[Stored records]
+--

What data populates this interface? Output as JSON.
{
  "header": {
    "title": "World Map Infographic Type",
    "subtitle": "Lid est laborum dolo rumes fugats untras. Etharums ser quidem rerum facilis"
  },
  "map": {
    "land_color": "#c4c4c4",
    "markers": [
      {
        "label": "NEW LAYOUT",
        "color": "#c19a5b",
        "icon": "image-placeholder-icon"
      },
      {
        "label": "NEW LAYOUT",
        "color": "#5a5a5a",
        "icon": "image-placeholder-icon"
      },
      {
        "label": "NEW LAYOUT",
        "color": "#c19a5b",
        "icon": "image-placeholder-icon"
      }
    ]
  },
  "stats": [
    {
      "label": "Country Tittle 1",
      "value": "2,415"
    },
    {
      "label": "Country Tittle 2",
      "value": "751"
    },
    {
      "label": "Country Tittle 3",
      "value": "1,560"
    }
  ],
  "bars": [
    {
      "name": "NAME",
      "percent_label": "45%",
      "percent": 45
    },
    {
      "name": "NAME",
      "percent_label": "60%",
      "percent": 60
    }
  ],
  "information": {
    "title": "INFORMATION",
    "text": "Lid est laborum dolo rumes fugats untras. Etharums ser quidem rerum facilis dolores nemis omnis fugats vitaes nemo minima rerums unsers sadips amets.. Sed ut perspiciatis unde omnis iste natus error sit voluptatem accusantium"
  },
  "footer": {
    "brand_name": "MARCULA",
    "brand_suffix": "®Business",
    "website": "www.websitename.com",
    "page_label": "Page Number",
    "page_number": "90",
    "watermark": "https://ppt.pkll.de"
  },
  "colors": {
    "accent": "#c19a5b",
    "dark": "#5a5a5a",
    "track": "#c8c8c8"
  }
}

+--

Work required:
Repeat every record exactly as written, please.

Result below:
What data populates this interface? Output as JSON.
{
  "header": {
    "title": "World Map Infographic Type",
    "subtitle": "Lid est laborum dolo rumes fugats untras. Etharums ser quidem rerum facilis"
  },
  "map": {
    "land_color": "#c4c4c4",
    "markers": [
      {
        "label": "NEW LAYOUT",
        "color": "#c19a5b",
        "icon": "image-placeholder-icon"
      },
      {
        "label": "NEW LAYOUT",
        "color": "#5a5a5a",
        "icon": "image-placeholder-icon"
      },
      {
        "label": "NEW LAYOUT",
        "color": "#c19a5b",
        "icon": "image-placeholder-icon"
      }
    ]
  },
  "stats": [
    {
      "label": "Country Tittle 1",
      "value": "2,415"
    },
    {
      "label": "Country Tittle 2",
      "value": "751"
    },
    {
      "label": "Country Tittle 3",
      "value": "1,560"
    }
  ],
  "bars": [
    {
      "name": "NAME",
      "percent_label": "45%",
      "percent": 45
    },
    {
      "name": "NAME",
      "percent_label": "60%",
      "percent": 60
    }
  ],
  "information": {
    "title": "INFORMATION",
    "text": "Lid est laborum dolo rumes fugats untras. Etharums ser quidem rerum facilis dolores nemis omnis fugats vitaes nemo minima rerums unsers sadips amets.. Sed ut perspiciatis unde omnis iste natus error sit voluptatem accusantium"
  },
  "footer": {
    "brand_name": "MARCULA",
    "brand_suffix": "®Business",
    "website": "www.websitename.com",
    "page_label": "Page Number",
    "page_number": "90",
    "watermark": "https://ppt.pkll.de"
  },
  "colors": {
    "accent": "#c19a5b",
    "dark": "#5a5a5a",
    "track": "#c8c8c8"
  }
}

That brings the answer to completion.